When and where should I use randomly delivered assessments?
I am often asked my psychometric opinion regarding when and where random administration of assessments is most appropriate.
To refresh memories, this is a feature in Questionmark Perception Authoring Manager that allows you to select questions at random from one or more topics when creating an assessment. Rather than administering the same 10 questions to all participants, you can give each participant a different set of questions that are pulled at random from the bank of questions in the repository.
So when is it appropriate to use random administration? I think that depends on the answer this question: What are the assessment’s stakes and purpose? If the stakes are low and the assessment scores are used to help reinforce information learned, or to give participants a rough guess as to how they are doing in an area, I would say that using random administration is defensible. However, if the stakes are medium/high and the assessment scores are used for advancing or certifying participants I usually caution against random administration. Here are a few reasons why:

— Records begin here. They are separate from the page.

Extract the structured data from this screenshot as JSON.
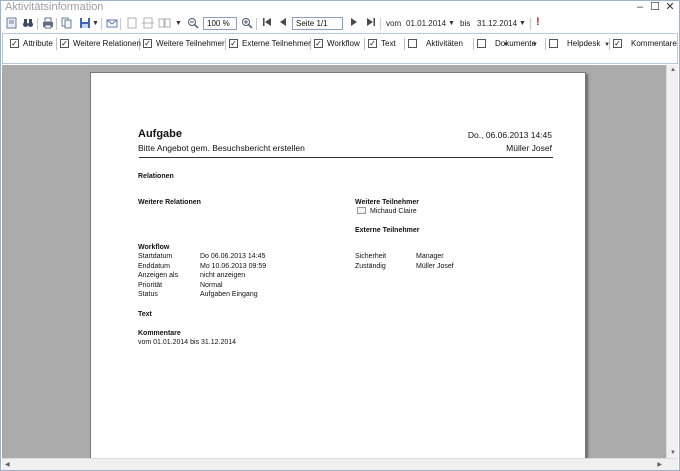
{
  "window": {
    "title": "Aktivitätsinformation",
    "minimize": "–",
    "maximize": "☐",
    "close": "✕"
  },
  "toolbar": {
    "zoom_value": "100 %",
    "page_value": "Seite 1/1",
    "from_label": "vom",
    "from_date": "01.01.2014",
    "to_label": "bis",
    "to_date": "31.12.2014",
    "alert_icon": "!"
  },
  "filters": [
    {
      "label": "Attribute",
      "checked": true
    },
    {
      "label": "Weitere Relationen",
      "checked": true
    },
    {
      "label": "Weitere Teilnehmer",
      "checked": true
    },
    {
      "label": "Externe Teilnehmer",
      "checked": true
    },
    {
      "label": "Workflow",
      "checked": true
    },
    {
      "label": "Text",
      "checked": true
    },
    {
      "label": "Aktivitäten",
      "checked": false
    },
    {
      "label": "Dokumente",
      "checked": false
    },
    {
      "label": "Helpdesk",
      "checked": false
    },
    {
      "label": "Kommentare",
      "checked": true
    }
  ],
  "document": {
    "heading": "Aufgabe",
    "date": "Do., 06.06.2013 14:45",
    "subject": "Bitte Angebot gem. Besuchsbericht erstellen",
    "owner": "Müller Josef",
    "relationen": "Relationen",
    "weitere_relationen": "Weitere Relationen",
    "weitere_teilnehmer": "Weitere Teilnehmer",
    "teilnehmer_name": "Michaud Claire",
    "externe_teilnehmer": "Externe Teilnehmer",
    "workflow": "Workflow",
    "workflow_rows": [
      {
        "label": "Startdatum",
        "value": "Do 06.06.2013 14:45"
      },
      {
        "label": "Enddatum",
        "value": "Mo 10.06.2013 09:59"
      },
      {
        "label": "Anzeigen als",
        "value": "nicht anzeigen"
      },
      {
        "label": "Priorität",
        "value": "Normal"
      },
      {
        "label": "Status",
        "value": "Aufgaben Eingang"
      }
    ],
    "workflow_right": [
      {
        "label": "Sicherheit",
        "value": "Manager"
      },
      {
        "label": "Zuständig",
        "value": "Müller Josef"
      }
    ],
    "text": "Text",
    "kommentare": "Kommentare",
    "kommentare_range": "vom 01.01.2014 bis 31.12.2014"
  }
}
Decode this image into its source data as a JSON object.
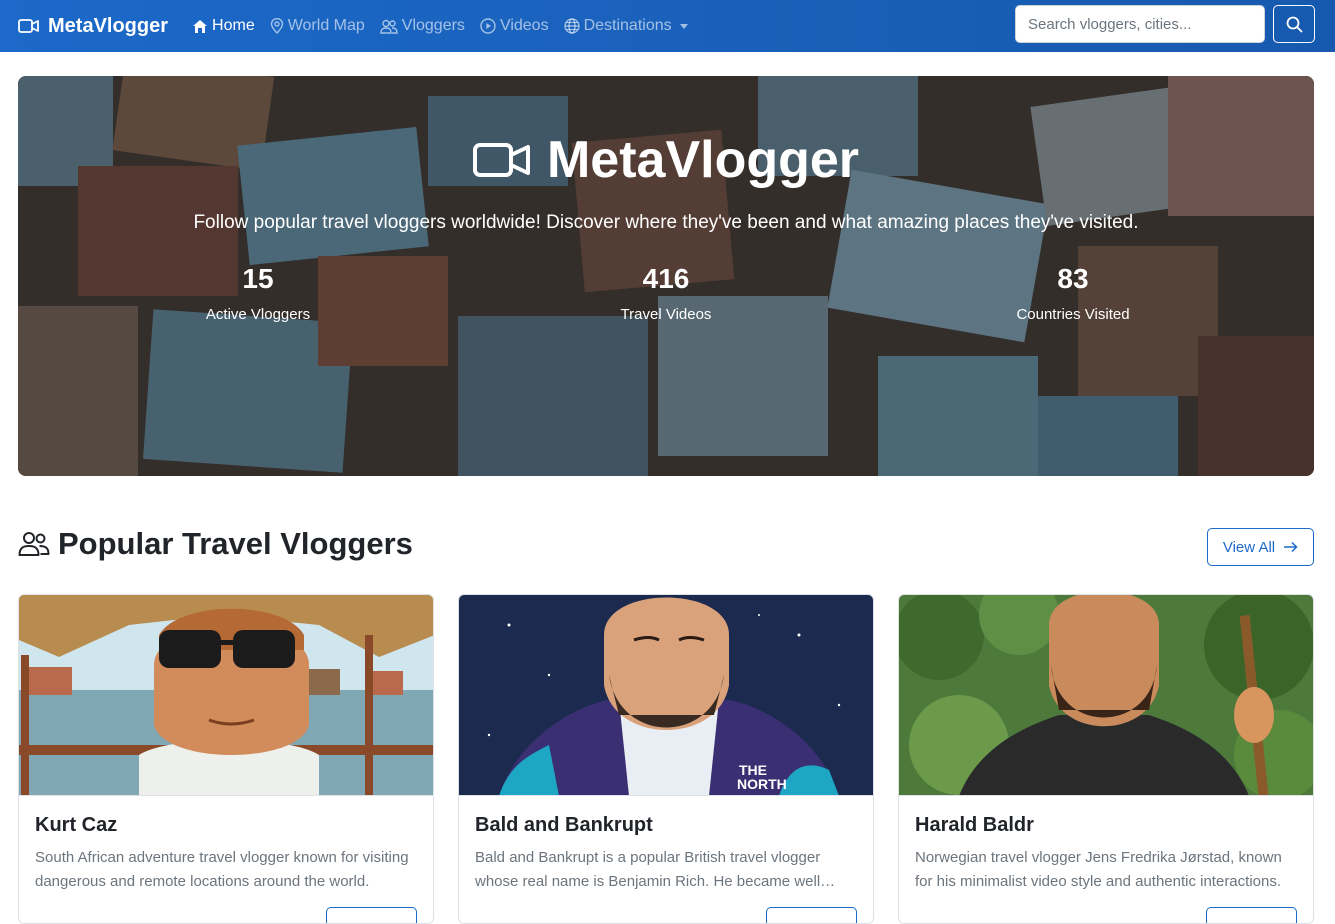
{
  "navbar": {
    "brand": "MetaVlogger",
    "links": [
      {
        "label": "Home",
        "icon": "house-icon",
        "active": true
      },
      {
        "label": "World Map",
        "icon": "map-pin-icon"
      },
      {
        "label": "Vloggers",
        "icon": "people-icon"
      },
      {
        "label": "Videos",
        "icon": "play-circle-icon"
      },
      {
        "label": "Destinations",
        "icon": "globe-icon"
      }
    ],
    "search_placeholder": "Search vloggers, cities..."
  },
  "hero": {
    "title": "MetaVlogger",
    "subtitle": "Follow popular travel vloggers worldwide! Discover where they've been and what amazing places they've visited.",
    "stats": [
      {
        "value": "15",
        "label": "Active Vloggers"
      },
      {
        "value": "416",
        "label": "Travel Videos"
      },
      {
        "value": "83",
        "label": "Countries Visited"
      }
    ]
  },
  "section": {
    "title": "Popular Travel Vloggers",
    "view_all": "View All"
  },
  "vloggers": [
    {
      "name": "Kurt Caz",
      "description": "South African adventure travel vlogger known for visiting dangerous and remote locations around the world."
    },
    {
      "name": "Bald and Bankrupt",
      "description": "Bald and Bankrupt is a popular British travel vlogger whose real name is Benjamin Rich. He became well known."
    },
    {
      "name": "Harald Baldr",
      "description": "Norwegian travel vlogger Jens Fredrika Jørstad, known for his minimalist video style and authentic interactions."
    }
  ],
  "colors": {
    "primary": "#1c69c9",
    "navbar": "#1c69c9"
  }
}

- Expert review of the assessment form(s) cannot be conducted in advance (each participant gets a unique form)
- Generally SMEs, psychometricians, and other experts will thoroughly review a test form before it is put into live production. This is to ensure that the form meets difficulty, content and other criteria before being administered to participants in a medium/high stakes context. In the case of randomly administered assessments, this review in advance is not possible as every participant obtains a different set of questions.
- Issues with the calculation of question statistics using Classical Test Theory (CTT)
- Smaller numbers of participants will be answering each individual question. (Rather than all 200 participants answering all 50 questions in a fixed form test, randomly administered tests generated from a bank of 100 questions may only have a few participants answering each question.)
- As we saw in a previous blog post, sample size has an effect on the robustness of item statistics. With fewer participants taking each question it becomes difficult to have confidence in the stability of the statistics generated.
- Equivalency of assessment scores is difficult to achieve and prove
- An important assumption of CTT is equivalence of forms or parallel forms. In assessment contexts where more than one form of an exam is administered to participants, a great deal of time is spent ensuring that the forms of the assessment are parallel in every way possible (e.g.., difficulty of questions, blueprint coverage, question types, etc.) so that the scores participants obtain are equivalent.
- With random administration it is not possible to control and verify in advance of an assessment session that the forms are parallel because the questions are pulled at random. This leads to the following problem in terms of the equivalence of participant scores:
- If one participant got 2/10 on a randomly administered assessment and another participant got 8/10 on the same randomly administered assessment it would be difficult to know whether the participant who got 2/10 scored low because they (by chance) got harder questions than the participant who got 8/10 or whether the low-scoring participant actually did not know the material and therefore scored low.
- Using meta tags one can mitigate this issue to some degree (e.g., by randomly administering questions within topics by difficulty ranges and other meta tag data) but this would not completely guarantee randomly equivalent forms.
- Issues with calculation of test reliability statistics using CTT
- Statistics such as Cronbach’s Alpha have trouble with randomly administered assessment administration. Random administration produces a lot of missing data for questions (e.g., not all participants answer all questions), which psychometric statistics rarely handle well.
There are other alternatives to random administration depending on what the needs are. For example, if random administration is being looked at to curb cheating, options such as shuffling answer choices and randomizing presentation order could serve this need, making it very difficult for participants to copy answers off of one another.
It is important for an organization to look at their context to determine what is best for them. Questionmark provides many options for our customers when it comes to assessment solutions and invites them to work with us in adopting workable solutions.